US stocks rallied to start the year with all major indices moving higher in January. The main driver was a shift in focus from a possible recession to a possible pause or pivot in Fed policy. With approximately half of S&P companies reporting Q4 earnings, 70% of companies have reported EPS beating estimates, but many have lower forward guidance. Economic news was mixed over the month. U.S. employers added 223,000 jobs in December, slightly above the 200,000 estimate. The unemployment rate fell to 3.5% in December, matching a 50 year low. Inflation data continued to trend lower in December. The producer-price index increased by 6.2% annually in December, the lowest level since March 2021. CPI increased by 6.5% annually in December, down from 7.1% in November. Core CPI, which excludes food and energy, climbed by 5.7% annually in December below the 6% increase in November. The personal consumption expenditures index, the inflation gauge the Fed prefers, was up 5% annually in December, down from a 5.5% increase in November. US retail sales fell 1.1% in December, capping an overall weak holiday shopping season. The U.S. economy grew in the fourth quarter with GDP increasing at a 2.9% annual rate, down slightly from the 3.2% increase in the third quarter. U.S. existing-home sales declined for an 11th straight month falling 1.4% in December, hitting the slowest pace since November 2010.

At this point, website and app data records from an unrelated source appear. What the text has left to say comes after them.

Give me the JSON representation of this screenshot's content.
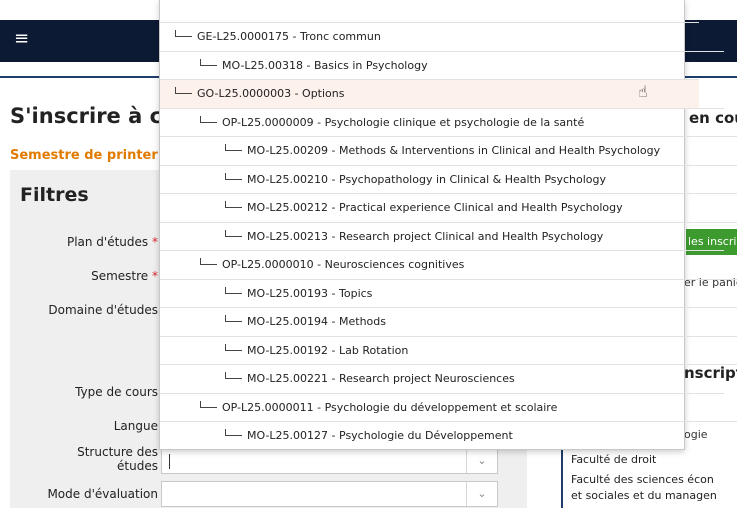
{
  "header": {
    "menu_icon": "hamburger-menu-icon",
    "menu_glyph": "≡"
  },
  "page": {
    "title": "S'inscrire à c",
    "subtitle": "Semestre de printer"
  },
  "filters": {
    "title": "Filtres",
    "fields": [
      {
        "label": "Plan d'études",
        "required": true
      },
      {
        "label": "Semestre",
        "required": true
      },
      {
        "label": "Domaine d'études",
        "required": false
      },
      {
        "label": "Type de cours",
        "required": false
      },
      {
        "label": "Langue",
        "required": false
      },
      {
        "label": "Structure des études",
        "required": false,
        "value": ""
      },
      {
        "label": "Mode d'évaluation",
        "required": false,
        "value": ""
      }
    ],
    "required_mark": "*",
    "chevron_glyph": "⌄"
  },
  "right_panel": {
    "title_partial": "en cou",
    "button_partial": "les inscrip",
    "panier_partial": "er le panie",
    "title2_partial": "nscript",
    "ogie_partial": "ogie",
    "faculties": [
      "Faculté de droit",
      "Faculté des sciences écon",
      "et sociales et du managen"
    ]
  },
  "dropdown": {
    "items": [
      {
        "text": "GE-L25.0000175 - Tronc commun",
        "level": 0
      },
      {
        "text": "MO-L25.00318 - Basics in Psychology",
        "level": 1
      },
      {
        "text": "GO-L25.0000003 - Options",
        "level": 0,
        "highlighted": true
      },
      {
        "text": "OP-L25.0000009 - Psychologie clinique et psychologie de la santé",
        "level": 1
      },
      {
        "text": "MO-L25.00209 - Methods & Interventions in Clinical and Health Psychology",
        "level": 2
      },
      {
        "text": "MO-L25.00210 - Psychopathology in Clinical & Health Psychology",
        "level": 2
      },
      {
        "text": "MO-L25.00212 - Practical experience Clinical and Health Psychology",
        "level": 2
      },
      {
        "text": "MO-L25.00213 - Research project Clinical and Health Psychology",
        "level": 2
      },
      {
        "text": "OP-L25.0000010 - Neurosciences cognitives",
        "level": 1
      },
      {
        "text": "MO-L25.00193 - Topics",
        "level": 2
      },
      {
        "text": "MO-L25.00194 - Methods",
        "level": 2
      },
      {
        "text": "MO-L25.00192 - Lab Rotation",
        "level": 2
      },
      {
        "text": "MO-L25.00221 - Research project Neurosciences",
        "level": 2
      },
      {
        "text": "OP-L25.0000011 - Psychologie du développement et scolaire",
        "level": 1
      },
      {
        "text": "MO-L25.00127 - Psychologie du Développement",
        "level": 2
      }
    ],
    "cursor_icon": "hand-pointer-icon",
    "cursor_glyph": "☝"
  }
}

Foreign stocks also rallied in January as inflation data showed signs of easing. The Eurozone headline inflation rate continued to fall in December, increasing 9.2% annually, down from 10% in November and 10.6% in October. The European Central Bank raised its benchmark interest rate by 0.50% and expect to raise it further based on their inflation outlook. The U.K.’s annual inflation rate fell to 10.5% annually in December down from 10.7% in November. The Bank of England raised it key rate by 0.50% to 3.5% in December, and signaled more tightening would be needed to rein in inflation. Inflation in Japan reached a 41 year high of 4% in December, adding to pressure on the Bank of Japan to unwind its monetary easing. China’s economy expanded 3% in 2022 down sharply from its 8.1% pace in 2021 and one of its slowest rates in decades as repeated Covid lockdowns slowed the economy. Oil prices fell in January, ending the month at $78.87, down from $80.26 per barrel in December. Emerging markets trailed developed markets In January and over the last twelve months.

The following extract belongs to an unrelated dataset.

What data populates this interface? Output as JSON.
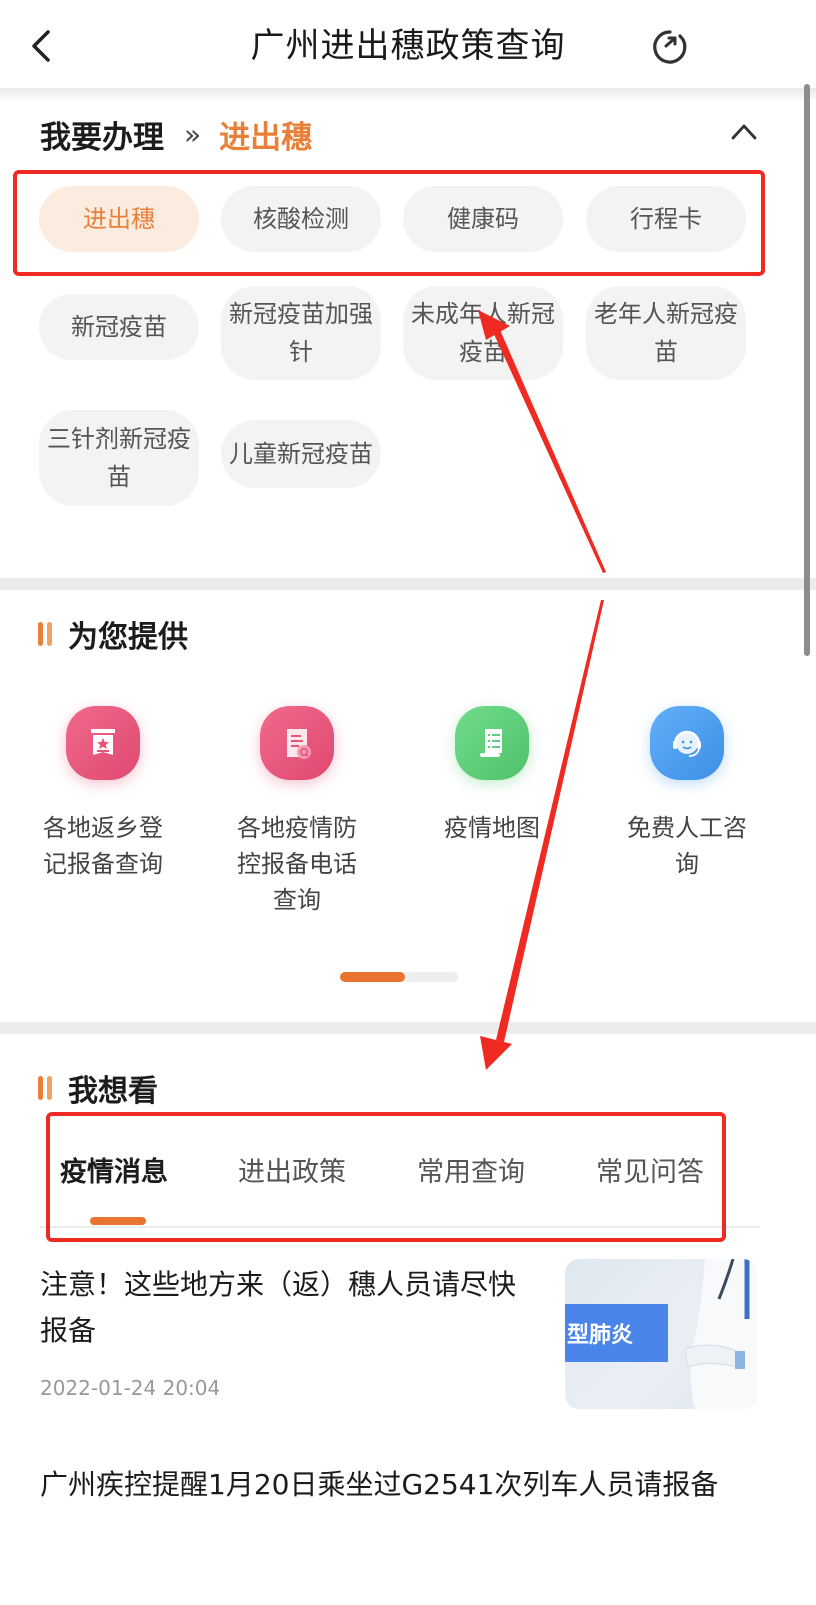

Interest rates decreased in January as investors anticipate the Fed will slow the pace of rate increases. The yield on the 10-year Treasury fell in January ending at 3.53%, down from 3.83% at the end of December. Fed officials made comments, prior to their February meeting, emphasizing the need to be cautions and to err on the side of overtightening to make sure they get the disinflationary process to take hold in the economy and push inflation back to their 2% target. The Treasury Department began taking special measures to keep paying the government’s debts as the U.S. bumped up against its borrowing limit. The rate for a 30-year fixed-rate mortgage fell to 6.1% at the end of January down from 6.5% to end December. US Credit bonds were the top performer for January, while Municipal bonds were the top performer for the last 12 months. Longer-term bonds outpaced shorter-term bonds for January, while shorter-term bonds outpaced longer-term bonds for the last 12 months.

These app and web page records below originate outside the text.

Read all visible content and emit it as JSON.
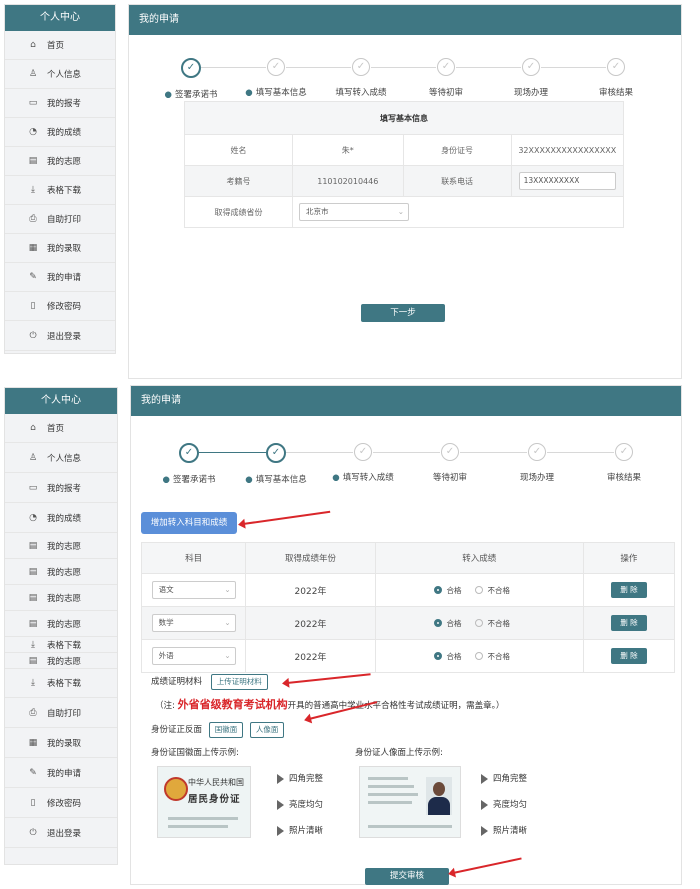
{
  "sidebar1": {
    "title": "个人中心",
    "items": [
      {
        "icon": "home-icon",
        "label": "首页"
      },
      {
        "icon": "user-icon",
        "label": "个人信息"
      },
      {
        "icon": "id-card-icon",
        "label": "我的报考"
      },
      {
        "icon": "pie-chart-icon",
        "label": "我的成绩"
      },
      {
        "icon": "document-icon",
        "label": "我的志愿"
      },
      {
        "icon": "download-icon",
        "label": "表格下载"
      },
      {
        "icon": "printer-icon",
        "label": "自助打印"
      },
      {
        "icon": "calendar-icon",
        "label": "我的录取"
      },
      {
        "icon": "edit-icon",
        "label": "我的申请"
      },
      {
        "icon": "lock-icon",
        "label": "修改密码"
      },
      {
        "icon": "logout-icon",
        "label": "退出登录"
      }
    ]
  },
  "main1": {
    "title": "我的申请",
    "steps": [
      "签署承诺书",
      "填写基本信息",
      "填写转入成绩",
      "等待初审",
      "现场办理",
      "审核结果"
    ],
    "table_title": "填写基本信息",
    "row1": {
      "name_label": "姓名",
      "name_value": "朱*",
      "id_label": "身份证号",
      "id_value": "32XXXXXXXXXXXXXXXX"
    },
    "row2": {
      "exam_label": "考籍号",
      "exam_value": "110102010446",
      "phone_label": "联系电话",
      "phone_value": "13XXXXXXXXX"
    },
    "row3": {
      "province_label": "取得成绩省份",
      "province_value": "北京市"
    },
    "next_button": "下一步"
  },
  "sidebar2": {
    "title": "个人中心",
    "items": [
      {
        "icon": "home-icon",
        "label": "首页"
      },
      {
        "icon": "user-icon",
        "label": "个人信息"
      },
      {
        "icon": "id-card-icon",
        "label": "我的报考"
      },
      {
        "icon": "pie-chart-icon",
        "label": "我的成绩"
      },
      {
        "icon": "document-icon",
        "label": "我的志愿"
      },
      {
        "icon": "document-icon",
        "label": "我的志愿"
      },
      {
        "icon": "document-icon",
        "label": "我的志愿"
      },
      {
        "icon": "document-icon",
        "label": "我的志愿"
      },
      {
        "icon": "download-icon",
        "label": "表格下载"
      },
      {
        "icon": "document-icon",
        "label": "我的志愿"
      },
      {
        "icon": "download-icon",
        "label": "表格下载"
      },
      {
        "icon": "printer-icon",
        "label": "自助打印"
      },
      {
        "icon": "calendar-icon",
        "label": "我的录取"
      },
      {
        "icon": "edit-icon",
        "label": "我的申请"
      },
      {
        "icon": "lock-icon",
        "label": "修改密码"
      },
      {
        "icon": "logout-icon",
        "label": "退出登录"
      }
    ]
  },
  "main2": {
    "title": "我的申请",
    "steps": [
      "签署承诺书",
      "填写基本信息",
      "填写转入成绩",
      "等待初审",
      "现场办理",
      "审核结果"
    ],
    "add_button": "增加转入科目和成绩",
    "columns": [
      "科目",
      "取得成绩年份",
      "转入成绩",
      "操作"
    ],
    "rows": [
      {
        "subject": "语文",
        "year": "2022年",
        "pass": "合格",
        "fail": "不合格",
        "action": "删 除"
      },
      {
        "subject": "数学",
        "year": "2022年",
        "pass": "合格",
        "fail": "不合格",
        "action": "删 除"
      },
      {
        "subject": "外语",
        "year": "2022年",
        "pass": "合格",
        "fail": "不合格",
        "action": "删 除"
      }
    ],
    "proof_label": "成绩证明材料",
    "proof_button": "上传证明材料",
    "note_prefix": "（注:",
    "note_highlight": "外省省级教育考试机构",
    "note_suffix": "开具的普通高中学业水平合格性考试成绩证明，需盖章。）",
    "id_label": "身份证正反面",
    "id_front_button": "国徽面",
    "id_back_button": "人像面",
    "example_front_title": "身份证国徽面上传示例:",
    "example_back_title": "身份证人像面上传示例:",
    "card_front_line1": "中华人民共和国",
    "card_front_line2": "居民身份证",
    "checks": [
      "四角完整",
      "亮度均匀",
      "照片清晰"
    ],
    "submit_button": "提交审核"
  },
  "colors": {
    "primary": "#3f7783",
    "blue_button": "#5b8fd9",
    "annotation_red": "#d9262a"
  }
}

|Index Performance||January||Trailing 12 Months|
|US Stocks (Russell 3000)||6.89%||-8.24%|
|Foreign Stocks (FTSE AW ex US)||7.89%||-5.09%|
|US Bond Mkt. (BBgBarc Int. Gov/Cred)||1.87%||-5.13%|
|Municipal Bonds (BBgBarc 1-10 Yr Muni)||1.87%||-0.64%|
|Cash (ICE BofA ML 3-Mo T-Bill)||0.31%||1.78%|